The San Marcos Planning & Zoning Commission on Tuesday deadlocked 4-4 on whether to approve a planned development district for San Antonio developer Darren Casey’s proposed upscale apartment and retail project on Sessom Drive. P&Z commissioners weighed in before voting.
“This has been obviously a very contentious project from the very beginning. It’s kind of sad, some of the personal attacks that have gone on. That’s not good for this town. The reason I (made the motion to approve) is, I don’t want to see this postponed. The developers have all the rights to pull this and get more time, work with people, do this, do that. But I don’t think it’s going to change anything. So there needs to be an up or down vote, because tomorrow night they get to do all this again.”
“I’m a little concerned about this last report from the San Marcos River Foundation’s engineer. Based on that report alone, makes me believe that this project could be detrimental to the river. I know that in the public hearing phase the developer’s representatives said that they do not agree with that report and that they will be refuting it in their own way, I guess. However, I’m expected to vote tonight without having that information. I’m uncomfortable with that.”
“The whole thing about protecting the river from the runoff and the environmental impact, it’s all much more complex than I can understand it — especially because it seems like it’s changed every time I hear about what the plan is to keep sediments and other pollutants from the creek, which runs right into the river. … It seems very complicated to me and I’ll admit that I don’t quite understand all the details of it, but I don’t really think that anyone does at this point. And so I just don’t trust it; I don’t trust that it’s going to work.”
“I’ve got mixed feelings because I love this project… Up until three weeks ago, this was single family. And now, three weeks later, the city council is going to vote and potentially change this. And to me, that just seems too quick. I know this is a whole ‘nother issue, but I’d like the city council to address — people get a letter and a week later we vote on it, it goes to council, and something that’s been a house for 50 years is now a business… This is the best project I’ve ever voted against.”
“I hope you all recognize that this vote has not been easy for any of us. I hope you recognize that it doesn’t really matter what direction we take tonight — it goes to city council tomorrow night and requires a supermajority. … The demand really appears to be for multi-family. The issues are where to put it, where it’s going to go. I think these are just things that this commission and citizens, that we’re all going to have to work together on as we go forward. I don’t think this is going to get any easier. It’s going to take a concerted effort by all of us to make his work for everybody.”
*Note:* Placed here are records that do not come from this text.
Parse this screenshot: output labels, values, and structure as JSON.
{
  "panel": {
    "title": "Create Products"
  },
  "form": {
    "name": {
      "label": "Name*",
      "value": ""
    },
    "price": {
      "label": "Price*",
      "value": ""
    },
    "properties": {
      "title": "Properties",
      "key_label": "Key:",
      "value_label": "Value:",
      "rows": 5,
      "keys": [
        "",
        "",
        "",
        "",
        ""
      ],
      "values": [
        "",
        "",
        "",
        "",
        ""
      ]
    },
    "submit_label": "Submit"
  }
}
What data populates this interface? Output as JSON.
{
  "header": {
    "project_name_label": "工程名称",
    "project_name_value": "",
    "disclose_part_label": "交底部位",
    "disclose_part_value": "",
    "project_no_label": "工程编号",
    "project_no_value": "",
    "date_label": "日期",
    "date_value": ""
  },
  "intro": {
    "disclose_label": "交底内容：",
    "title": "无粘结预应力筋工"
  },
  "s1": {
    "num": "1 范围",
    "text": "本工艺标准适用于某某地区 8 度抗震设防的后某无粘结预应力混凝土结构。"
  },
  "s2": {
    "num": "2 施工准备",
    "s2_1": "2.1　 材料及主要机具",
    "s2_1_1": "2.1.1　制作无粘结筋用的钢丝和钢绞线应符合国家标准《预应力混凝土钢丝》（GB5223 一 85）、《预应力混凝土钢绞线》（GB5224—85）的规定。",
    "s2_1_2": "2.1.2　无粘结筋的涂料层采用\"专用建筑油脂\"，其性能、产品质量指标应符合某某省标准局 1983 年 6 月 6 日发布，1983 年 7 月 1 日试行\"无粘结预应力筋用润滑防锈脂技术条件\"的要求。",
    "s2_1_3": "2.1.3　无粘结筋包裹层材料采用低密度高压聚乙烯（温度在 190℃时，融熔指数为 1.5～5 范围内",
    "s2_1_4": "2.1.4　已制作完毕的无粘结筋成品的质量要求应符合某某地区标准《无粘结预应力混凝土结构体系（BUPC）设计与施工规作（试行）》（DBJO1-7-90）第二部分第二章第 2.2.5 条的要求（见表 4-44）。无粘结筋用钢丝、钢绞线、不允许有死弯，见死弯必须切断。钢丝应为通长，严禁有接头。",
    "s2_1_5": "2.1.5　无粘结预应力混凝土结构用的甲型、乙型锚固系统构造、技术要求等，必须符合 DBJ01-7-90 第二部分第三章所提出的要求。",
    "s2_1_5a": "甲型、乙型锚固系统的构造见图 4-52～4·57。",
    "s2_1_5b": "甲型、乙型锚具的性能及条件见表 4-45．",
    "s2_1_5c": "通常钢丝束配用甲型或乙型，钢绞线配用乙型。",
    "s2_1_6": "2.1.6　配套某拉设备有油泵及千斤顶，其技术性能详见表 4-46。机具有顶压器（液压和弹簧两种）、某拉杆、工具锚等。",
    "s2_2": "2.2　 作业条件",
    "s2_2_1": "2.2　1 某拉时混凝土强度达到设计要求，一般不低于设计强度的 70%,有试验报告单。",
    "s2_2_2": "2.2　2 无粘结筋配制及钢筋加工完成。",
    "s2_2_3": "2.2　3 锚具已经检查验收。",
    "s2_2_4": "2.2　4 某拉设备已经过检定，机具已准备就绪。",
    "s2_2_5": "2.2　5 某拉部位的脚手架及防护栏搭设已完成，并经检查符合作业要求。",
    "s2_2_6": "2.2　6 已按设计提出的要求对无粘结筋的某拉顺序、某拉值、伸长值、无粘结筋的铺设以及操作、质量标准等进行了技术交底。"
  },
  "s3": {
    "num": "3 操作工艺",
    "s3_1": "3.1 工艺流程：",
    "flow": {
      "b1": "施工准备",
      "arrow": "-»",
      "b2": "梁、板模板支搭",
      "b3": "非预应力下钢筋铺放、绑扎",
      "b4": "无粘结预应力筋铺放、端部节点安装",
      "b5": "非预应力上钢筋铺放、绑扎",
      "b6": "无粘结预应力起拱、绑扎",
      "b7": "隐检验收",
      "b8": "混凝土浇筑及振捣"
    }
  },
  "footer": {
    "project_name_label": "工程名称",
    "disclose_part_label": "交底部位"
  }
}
“As our illustrious chair reminded, we need to vote with our conscience. And my conscience here (warns me about) the environmental impact. I did my masters thesis on the San Marcos River. I’ve done extensive work up in that watershed. And I don’t think there’s anyway that this could survive construction and after construction without having significant negative impacts to the headwaters of the San Marcos River. That’s my main issue.”
“If it was my property, I would like to see it turned into a big park. But that’s not going to happen. It just boils down to the lesser of two evils. My main concerns are traffic flow, flow of pedestrians, environmental impact (on) the river, potential geological issues. All of those are definitely issues of concern…but I would much rather see this project go down for San Marcos than something else.”